Writers: Florence Brady, Adam Davies, Henry McGrathand Charles Sandford
Music: Charles Sandford
Director: Adam Davies
Who is Kaspar Hauser? Where has he come from? Who were his parents? Is he telling the truth? You are invited to ‘bear witness to the origins of the boy in question’.
In 1828 a strange youth appears in the town square of Nuremberg. He says he has been held captive in a small cell for seventeen years devoid of contact with the outside world.
People are fascinated by Kaspar and his story. We meet four people who become closely involved in his short life. There is Professor Daumer, his teacher; Clara the wife of a politician who is intrigued by Kaspar’s captivating personality. We also meet Lord Philip Stanhope who is convinced Kaspar is an abducted Prince, and finally there is Herr Meyer, a religious man who takes it upon himself to care for the troubled youth.
In turn his so-called helpers want to mould the innocent Kaspar. But Kaspar turns the tables to question who they are, causing them to become confused and very troubled people themselves.
With rich imagination Animikii Theatre brings to life the riddle / enigma of Kaspar Hauser. Animikii is a laboratory theatre company and the story they have created in The Kaspar Hauser Experiment is both challenging and captivating.

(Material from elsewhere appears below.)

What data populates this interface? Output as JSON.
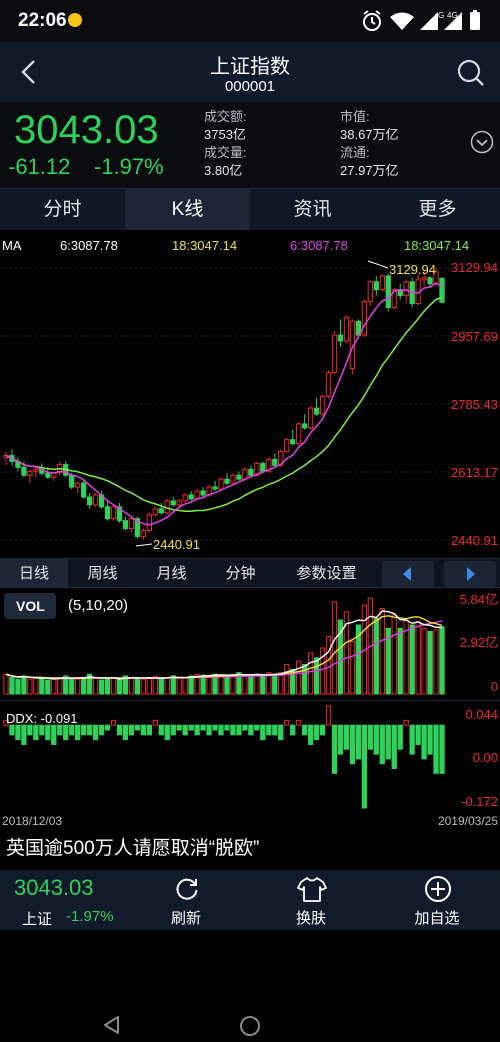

Three of the five performers are also the writers of the play which must bring a great strength of emotion and investment to their roles.
Kaspar’s character is performed outstandingly. He leaps about the space as a troubled, confused slightly demented youth creating a truly captivating and believable Kaspar. Likewise, the tortured character of Meyer, the fascinated Clara, the more down to earth though philosophical Daumer and Lord Philp all perform believable characters.

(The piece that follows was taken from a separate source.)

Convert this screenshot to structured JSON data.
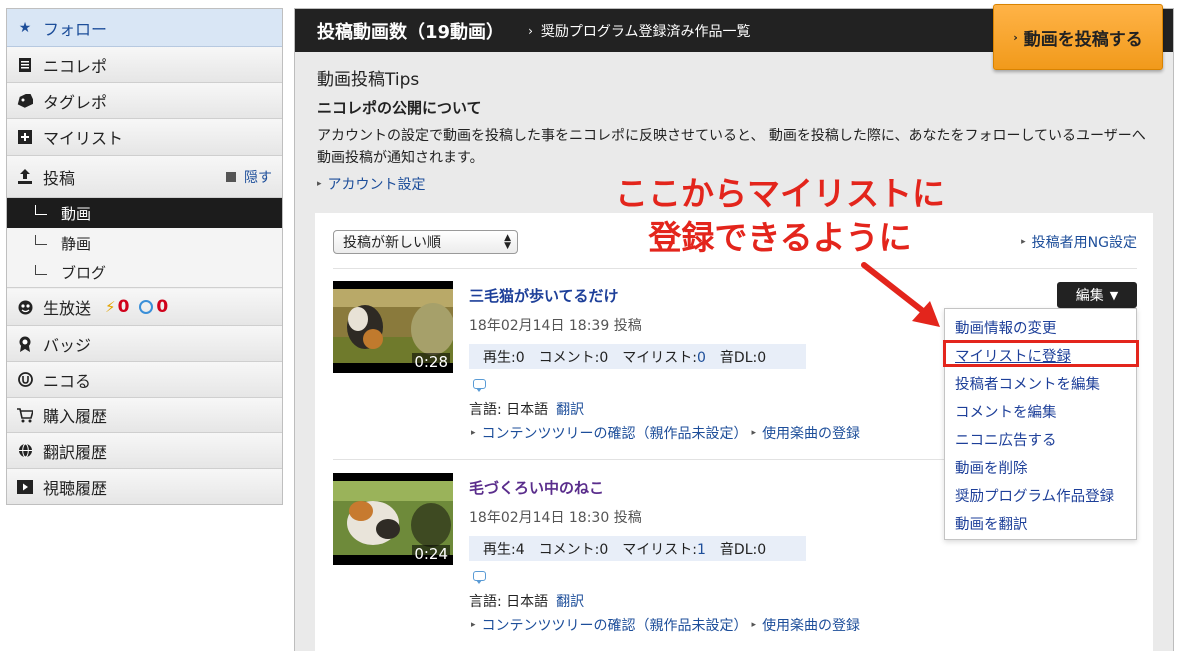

However, at times it is challenging to comprehend exactly what is happening and the action touches on the absurd. Why is the menacing metronome ticking? Why does Clara suddenly come dressed in a corset? Why does Lord Philip appear like a toy soldier? No doubt it creates the opportunity for the audience’s individual interpretations, but also perhaps creates bafflement.
The movement of this two-act play is carried along by chanting bringing the characters together in their questioning of Kaspar’s origins. Their harmonies are superb as are the solo pieces.
Theatre Deli provides an intimate, fresh theatre space to Sheffield for good, new and experimental theatre.
This energetic, captivating performance creates many questions as did the life of the troubled Kaspar Hauser. Were the answers to the four experiments found? A challenging performance to watch.
Reviewed on 21st September 2023.